2 year old Gavin Kygar with shades and dad Tim Kygar of Reno cheer for passing floats during the Nevada Day parade. Photos by Bill Husa
And a special pyrotechnic Nevada 2000 logo was fired up during the Nevada Day fireworks display at the Ormsby House.
The new outdoor amphitheater in the plaza between the Capitol, the Nevada Legislature and the Nevada Supreme Court was dedicated after the parade with performances by local bands. The Capitol City Band under the direction of Richard Doede marked the event with a performance of marching and big band favorites.
Then the Eagle Valley Middle School Band and director Larry Holloway debuted a composition celebrating Nevada's birthday, "Silver and Sage," written by John O'Neill.
Another dedication was celebrated across Stewart Street from the Nevada State Library & Archives, where a grassy park was dedicated to Charles W. Friend, the state's first weatherman. Also named after Friend is the new trail to 26 sites of historical interest on Carson's east side.
Of course, traditional events also marked the day, from the beard contest and single-jack drilling contest to many parade entrants' umpteenth trip down Carson Street.
Inside the Carson City Nugget, Sen. Richard and Mrs. Bonnie Bryan continued a tradition started when he was known as Gov. Bryan, dishing it out as the Bryans' 17th annual free chili feed.
The third Bash and Benefit filled the afternoon and evening at the Ormsby House with music, food and fun.
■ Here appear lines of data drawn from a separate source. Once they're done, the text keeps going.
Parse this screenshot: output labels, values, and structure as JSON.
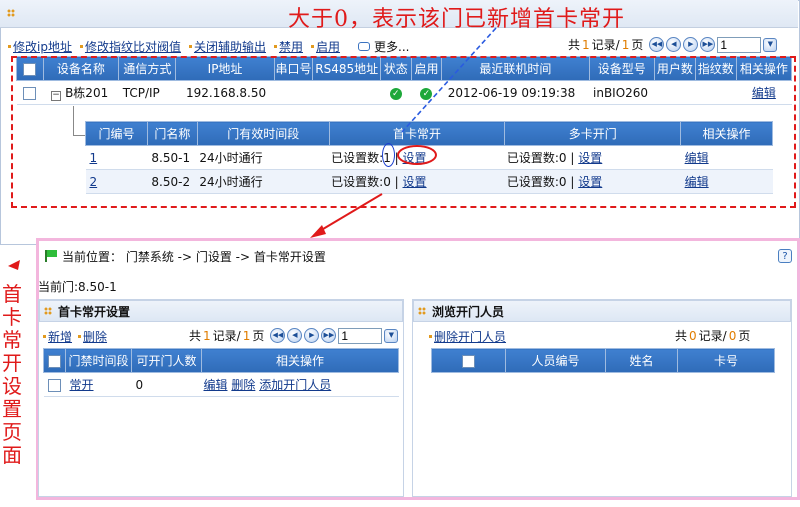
{
  "annotation": {
    "title": "大于0，表示该门已新增首卡常开",
    "side_text": "首卡常开设置页面"
  },
  "toolbar": {
    "items": [
      "修改ip地址",
      "修改指纹比对阀值",
      "关闭辅助输出",
      "禁用",
      "启用"
    ],
    "more": "更多..."
  },
  "pager_top": {
    "pre": "共",
    "count": "1",
    "records": "记录/",
    "pages": "1",
    "page_word": "页",
    "current": "1"
  },
  "device_table": {
    "headers": [
      "设备名称",
      "通信方式",
      "IP地址",
      "串口号",
      "RS485地址",
      "状态",
      "启用",
      "最近联机时间",
      "设备型号",
      "用户数",
      "指纹数",
      "相关操作"
    ],
    "row": {
      "name": "B栋201",
      "comm": "TCP/IP",
      "ip": "192.168.8.50",
      "serial": "",
      "rs485": "",
      "last_online": "2012-06-19 09:19:38",
      "model": "inBIO260",
      "users": "",
      "fingerprints": "",
      "action": "编辑"
    }
  },
  "door_table": {
    "headers": [
      "门编号",
      "门名称",
      "门有效时间段",
      "首卡常开",
      "多卡开门",
      "相关操作"
    ],
    "rows": [
      {
        "no": "1",
        "name": "8.50-1",
        "period": "24小时通行",
        "first_card_label": "已设置数:",
        "first_card_count": "1",
        "first_card_set": "设置",
        "multi_label": "已设置数:0",
        "multi_set": "设置",
        "action": "编辑"
      },
      {
        "no": "2",
        "name": "8.50-2",
        "period": "24小时通行",
        "first_card_label": "已设置数:",
        "first_card_count": "0",
        "first_card_set": "设置",
        "multi_label": "已设置数:0",
        "multi_set": "设置",
        "action": "编辑"
      }
    ]
  },
  "bottom": {
    "breadcrumb": "当前位置： 门禁系统 -> 门设置 -> 首卡常开设置",
    "current_door": "当前门:8.50-1",
    "left_panel": {
      "title": "首卡常开设置",
      "add": "新增",
      "delete": "删除",
      "pager": {
        "pre": "共",
        "count": "1",
        "records": "记录/",
        "pages": "1",
        "page_word": "页",
        "current": "1"
      },
      "headers": [
        "门禁时间段",
        "可开门人数",
        "相关操作"
      ],
      "row": {
        "period": "常开",
        "count": "0",
        "edit": "编辑",
        "delete": "删除",
        "add_person": "添加开门人员"
      }
    },
    "right_panel": {
      "title": "浏览开门人员",
      "delete": "删除开门人员",
      "pager": {
        "pre": "共",
        "count": "0",
        "records": "记录/",
        "pages": "0",
        "page_word": "页"
      },
      "headers": [
        "人员编号",
        "姓名",
        "卡号"
      ]
    }
  },
  "colors": {
    "accent_red": "#e01a1a",
    "header_blue": "#2f6bb8",
    "pink_frame": "#f3b6dd"
  }
}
The event raised funds to help with the care of local youngsters Stephanie and Trevor Bond, who undergo surgery every six months after they were severely burned in a 1997 fire.
Marilyn Lewis, one of the many volunteers for the benefit, said about 1,000 attended the event and estimated $28,000 was raised to help the children.
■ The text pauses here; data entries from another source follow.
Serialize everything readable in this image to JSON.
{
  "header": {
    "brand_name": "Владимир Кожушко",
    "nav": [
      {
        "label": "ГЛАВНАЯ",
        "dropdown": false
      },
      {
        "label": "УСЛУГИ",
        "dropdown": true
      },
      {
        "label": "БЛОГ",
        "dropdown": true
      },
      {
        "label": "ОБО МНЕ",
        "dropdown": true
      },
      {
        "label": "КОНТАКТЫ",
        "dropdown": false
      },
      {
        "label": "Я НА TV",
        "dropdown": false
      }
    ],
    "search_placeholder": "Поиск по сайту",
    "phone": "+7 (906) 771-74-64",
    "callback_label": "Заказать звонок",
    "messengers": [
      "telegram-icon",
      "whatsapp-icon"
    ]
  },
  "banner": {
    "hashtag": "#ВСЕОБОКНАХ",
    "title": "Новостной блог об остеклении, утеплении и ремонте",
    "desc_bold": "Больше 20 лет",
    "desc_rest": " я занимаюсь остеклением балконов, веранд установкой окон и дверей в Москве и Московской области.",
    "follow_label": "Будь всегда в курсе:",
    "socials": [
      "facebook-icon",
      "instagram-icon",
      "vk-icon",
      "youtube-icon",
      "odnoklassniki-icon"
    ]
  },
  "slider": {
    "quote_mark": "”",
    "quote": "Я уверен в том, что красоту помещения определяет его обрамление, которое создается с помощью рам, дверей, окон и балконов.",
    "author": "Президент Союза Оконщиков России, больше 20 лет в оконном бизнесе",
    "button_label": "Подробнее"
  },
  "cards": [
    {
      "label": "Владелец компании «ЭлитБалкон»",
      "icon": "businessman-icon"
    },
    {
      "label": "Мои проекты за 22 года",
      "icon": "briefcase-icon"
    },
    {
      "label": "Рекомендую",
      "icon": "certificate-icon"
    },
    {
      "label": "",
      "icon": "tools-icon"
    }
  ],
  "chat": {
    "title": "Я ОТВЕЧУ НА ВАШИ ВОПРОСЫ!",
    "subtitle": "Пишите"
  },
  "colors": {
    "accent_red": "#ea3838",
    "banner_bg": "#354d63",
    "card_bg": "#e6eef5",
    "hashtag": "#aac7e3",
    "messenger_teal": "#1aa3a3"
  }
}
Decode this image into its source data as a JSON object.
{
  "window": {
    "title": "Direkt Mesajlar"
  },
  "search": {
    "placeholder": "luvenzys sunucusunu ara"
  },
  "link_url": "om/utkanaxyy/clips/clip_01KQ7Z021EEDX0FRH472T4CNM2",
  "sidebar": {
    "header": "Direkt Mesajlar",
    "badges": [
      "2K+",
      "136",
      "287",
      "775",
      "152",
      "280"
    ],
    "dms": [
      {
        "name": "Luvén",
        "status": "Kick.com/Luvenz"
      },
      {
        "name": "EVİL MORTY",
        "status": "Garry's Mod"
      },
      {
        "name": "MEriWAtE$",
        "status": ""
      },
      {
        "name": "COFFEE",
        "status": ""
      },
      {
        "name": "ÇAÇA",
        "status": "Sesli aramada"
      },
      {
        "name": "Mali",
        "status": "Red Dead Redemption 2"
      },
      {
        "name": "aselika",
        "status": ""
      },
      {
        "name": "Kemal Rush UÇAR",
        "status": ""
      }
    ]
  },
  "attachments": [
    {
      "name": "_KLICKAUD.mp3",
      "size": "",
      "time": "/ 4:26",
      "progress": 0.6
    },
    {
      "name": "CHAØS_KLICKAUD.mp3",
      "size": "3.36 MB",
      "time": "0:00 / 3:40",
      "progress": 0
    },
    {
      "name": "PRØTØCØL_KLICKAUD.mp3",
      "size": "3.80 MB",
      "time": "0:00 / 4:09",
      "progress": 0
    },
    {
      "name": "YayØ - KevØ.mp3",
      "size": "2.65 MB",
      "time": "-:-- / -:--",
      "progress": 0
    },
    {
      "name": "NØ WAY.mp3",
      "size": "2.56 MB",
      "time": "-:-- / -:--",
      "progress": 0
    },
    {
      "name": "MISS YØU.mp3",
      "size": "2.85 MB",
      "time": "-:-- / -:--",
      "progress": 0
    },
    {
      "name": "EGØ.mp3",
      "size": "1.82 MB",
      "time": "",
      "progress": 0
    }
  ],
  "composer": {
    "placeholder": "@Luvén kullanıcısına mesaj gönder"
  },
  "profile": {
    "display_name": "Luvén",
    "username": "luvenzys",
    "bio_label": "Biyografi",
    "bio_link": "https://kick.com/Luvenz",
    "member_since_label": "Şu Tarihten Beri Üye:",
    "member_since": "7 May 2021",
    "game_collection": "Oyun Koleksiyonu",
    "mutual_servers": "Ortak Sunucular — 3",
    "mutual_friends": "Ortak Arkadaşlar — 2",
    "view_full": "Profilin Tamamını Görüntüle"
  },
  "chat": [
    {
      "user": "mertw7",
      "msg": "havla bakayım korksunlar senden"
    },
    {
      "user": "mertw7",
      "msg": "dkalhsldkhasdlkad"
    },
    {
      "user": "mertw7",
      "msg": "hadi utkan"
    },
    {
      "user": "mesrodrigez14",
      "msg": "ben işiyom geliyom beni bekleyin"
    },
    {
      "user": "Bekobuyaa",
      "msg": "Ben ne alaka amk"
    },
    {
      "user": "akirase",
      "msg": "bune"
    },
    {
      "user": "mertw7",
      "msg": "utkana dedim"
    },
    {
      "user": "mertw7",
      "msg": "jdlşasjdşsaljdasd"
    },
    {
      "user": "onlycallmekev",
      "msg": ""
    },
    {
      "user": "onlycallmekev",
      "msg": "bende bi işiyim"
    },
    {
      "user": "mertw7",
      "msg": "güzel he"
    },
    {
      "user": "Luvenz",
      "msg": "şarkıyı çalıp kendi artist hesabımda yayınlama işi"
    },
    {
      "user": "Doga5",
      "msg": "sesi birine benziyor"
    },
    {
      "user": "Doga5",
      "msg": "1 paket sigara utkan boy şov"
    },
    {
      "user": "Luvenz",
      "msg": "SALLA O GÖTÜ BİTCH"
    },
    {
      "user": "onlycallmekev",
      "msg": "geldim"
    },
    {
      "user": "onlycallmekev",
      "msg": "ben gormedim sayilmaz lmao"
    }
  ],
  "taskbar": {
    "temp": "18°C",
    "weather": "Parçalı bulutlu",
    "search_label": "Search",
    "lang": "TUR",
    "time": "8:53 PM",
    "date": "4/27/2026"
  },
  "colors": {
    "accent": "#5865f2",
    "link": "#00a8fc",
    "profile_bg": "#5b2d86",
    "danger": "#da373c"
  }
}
"It was a great success," Lewis said. "So many people helped - it was a community-wide effort."
Dan Borges, a member of the Virginia City Gunslingers
State Controller Kathy Augustine in her pink Corvette
Spectators of parade in front of the State Museum
The Budwiser wagon driver Lloyd Ferguson waits with Gus, the Bud dog and Flash, a Clydesdale for the parade to start